The story about a boy who looked like a bat went viral in 1996, even though there was no social media. People read about him in The Weekly World News, a tabloid found at many grocery store checkout counters until it ceased publication in 2007. According to an article on The Atlantic magazine website, many people believed Bat Boy was real and very dangerous. However, this fabricated story was just one of thousands The Weekly World News regularly published. In addition to stories on Bat Boy, they also had pictures of him, and described him as a creature who was “half human and half bat.”
Weekly World News also had a TV show which featured a story on Bat Boy, which originally aired in 1996.
The Kitchener-Waterloo Little Theatre is currently performing Bat Boy: The Musical until May 18.
The musical is based on a book by Keythe Farley and Brian Flemming,
the music and lyrics are by Laurence O’Keefe and it is directed by Rob LeGood.

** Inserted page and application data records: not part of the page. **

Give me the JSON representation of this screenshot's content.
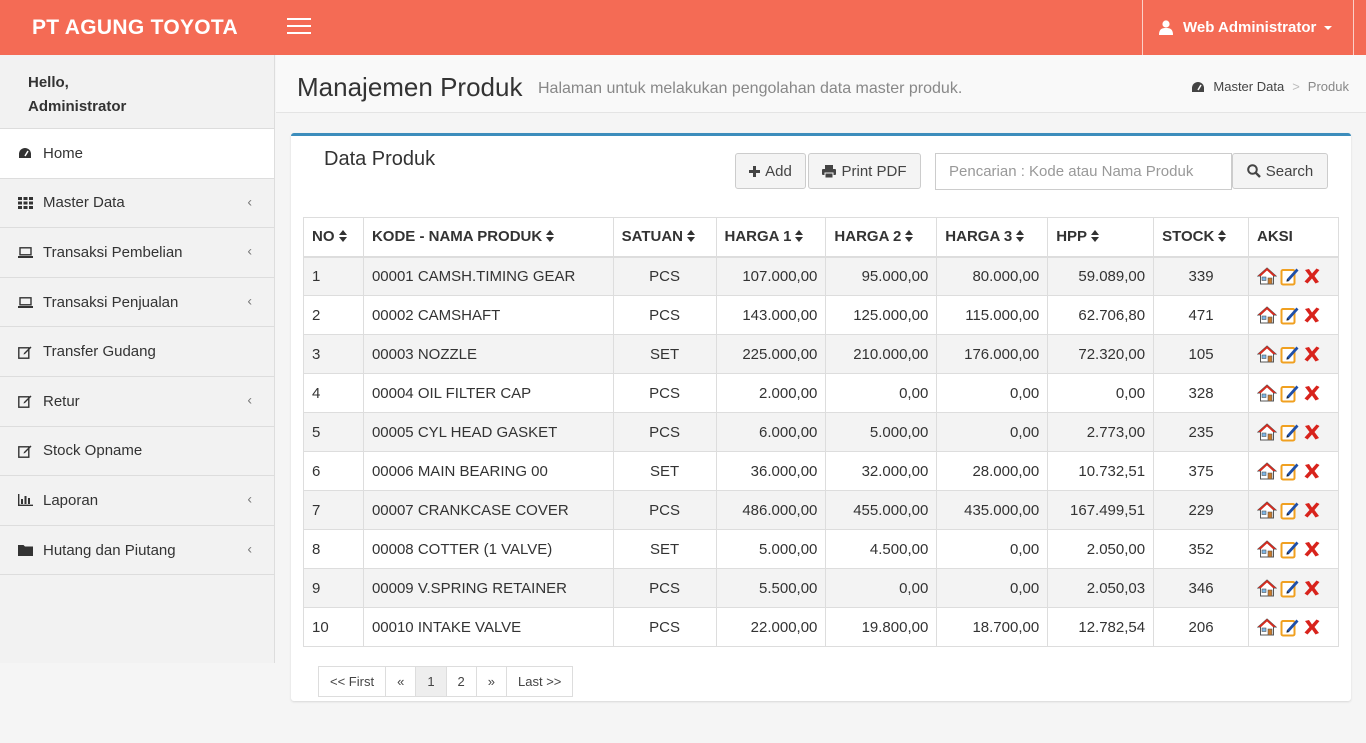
{
  "header": {
    "brand": "PT AGUNG TOYOTA",
    "user_label": "Web Administrator",
    "brand_color": "#f46b55"
  },
  "sidebar": {
    "hello_line1": "Hello,",
    "hello_line2": "Administrator",
    "items": [
      {
        "label": "Home",
        "icon": "dashboard-icon",
        "has_children": false,
        "active": true
      },
      {
        "label": "Master Data",
        "icon": "grid-icon",
        "has_children": true
      },
      {
        "label": "Transaksi Pembelian",
        "icon": "laptop-icon",
        "has_children": true
      },
      {
        "label": "Transaksi Penjualan",
        "icon": "laptop-icon",
        "has_children": true
      },
      {
        "label": "Transfer Gudang",
        "icon": "edit-icon",
        "has_children": false
      },
      {
        "label": "Retur",
        "icon": "edit-icon",
        "has_children": true
      },
      {
        "label": "Stock Opname",
        "icon": "edit-icon",
        "has_children": false
      },
      {
        "label": "Laporan",
        "icon": "bar-chart-icon",
        "has_children": true
      },
      {
        "label": "Hutang dan Piutang",
        "icon": "folder-icon",
        "has_children": true
      }
    ]
  },
  "page": {
    "title": "Manajemen Produk",
    "subtitle": "Halaman untuk melakukan pengolahan data master produk.",
    "breadcrumb": [
      "Master Data",
      "Produk"
    ]
  },
  "box": {
    "title": "Data Produk",
    "add_label": "Add",
    "pdf_label": "Print PDF",
    "search_placeholder": "Pencarian : Kode atau Nama Produk",
    "search_label": "Search",
    "accent_color": "#3c8dbc"
  },
  "table": {
    "columns": [
      "NO",
      "KODE - NAMA PRODUK",
      "SATUAN",
      "HARGA 1",
      "HARGA 2",
      "HARGA 3",
      "HPP",
      "STOCK",
      "AKSI"
    ],
    "rows": [
      [
        "1",
        "00001 CAMSH.TIMING GEAR",
        "PCS",
        "107.000,00",
        "95.000,00",
        "80.000,00",
        "59.089,00",
        "339"
      ],
      [
        "2",
        "00002 CAMSHAFT",
        "PCS",
        "143.000,00",
        "125.000,00",
        "115.000,00",
        "62.706,80",
        "471"
      ],
      [
        "3",
        "00003 NOZZLE",
        "SET",
        "225.000,00",
        "210.000,00",
        "176.000,00",
        "72.320,00",
        "105"
      ],
      [
        "4",
        "00004 OIL FILTER CAP",
        "PCS",
        "2.000,00",
        "0,00",
        "0,00",
        "0,00",
        "328"
      ],
      [
        "5",
        "00005 CYL HEAD GASKET",
        "PCS",
        "6.000,00",
        "5.000,00",
        "0,00",
        "2.773,00",
        "235"
      ],
      [
        "6",
        "00006 MAIN BEARING 00",
        "SET",
        "36.000,00",
        "32.000,00",
        "28.000,00",
        "10.732,51",
        "375"
      ],
      [
        "7",
        "00007 CRANKCASE COVER",
        "PCS",
        "486.000,00",
        "455.000,00",
        "435.000,00",
        "167.499,51",
        "229"
      ],
      [
        "8",
        "00008 COTTER (1 VALVE)",
        "SET",
        "5.000,00",
        "4.500,00",
        "0,00",
        "2.050,00",
        "352"
      ],
      [
        "9",
        "00009 V.SPRING RETAINER",
        "PCS",
        "5.500,00",
        "0,00",
        "0,00",
        "2.050,03",
        "346"
      ],
      [
        "10",
        "00010 INTAKE VALVE",
        "PCS",
        "22.000,00",
        "19.800,00",
        "18.700,00",
        "12.782,54",
        "206"
      ]
    ]
  },
  "pagination": [
    "<< First",
    "«",
    "1",
    "2",
    "»",
    "Last >>"
  ],
  "pagination_active": "1"
}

The play is a musical comedy/horror show about a half boy/half bat creature who is discovered in a cave near Hope Falls, West Virginia. Taken to the family of the local veterinarian, Bat Boy is lovingly raised as one of their own, but when the townsfolk learn of his dark secret, will they embrace him or destroy him? Bat Boy: The Musical originally opened off-Broadway and quickly became a cult hit.
LeGood said, “When I lost my original music director, two weeks before auditions, it was challenging. We only had 10 weeks to get the show together. I reached out to Rachel Lewis and she became our musical director for the show coming in with about eight weeks left to go and she’s great.”
The play is emotional but also filled with humour, entertainment and a shocking storyline.
It is advertised for audiences 16 years of age and older. Tickets cost $15 to $20 plus fees.
LeGood said the whole point of the musical was to have the audience really embrace themselves and their inner child.
“The whole theme of the show is really about people who judge other people based on the way they look and just making judgment calls on them solely based on that. I encourage everyone just to really embrace their inner bat child and interests that make you different from everyone else.”
The Kitchener-Waterloo Little Theatre has been operating since 1931 and is located at 9 Princess St. E. in Waterloo. To help continue the delivery of quality community theatre, they accept donations online at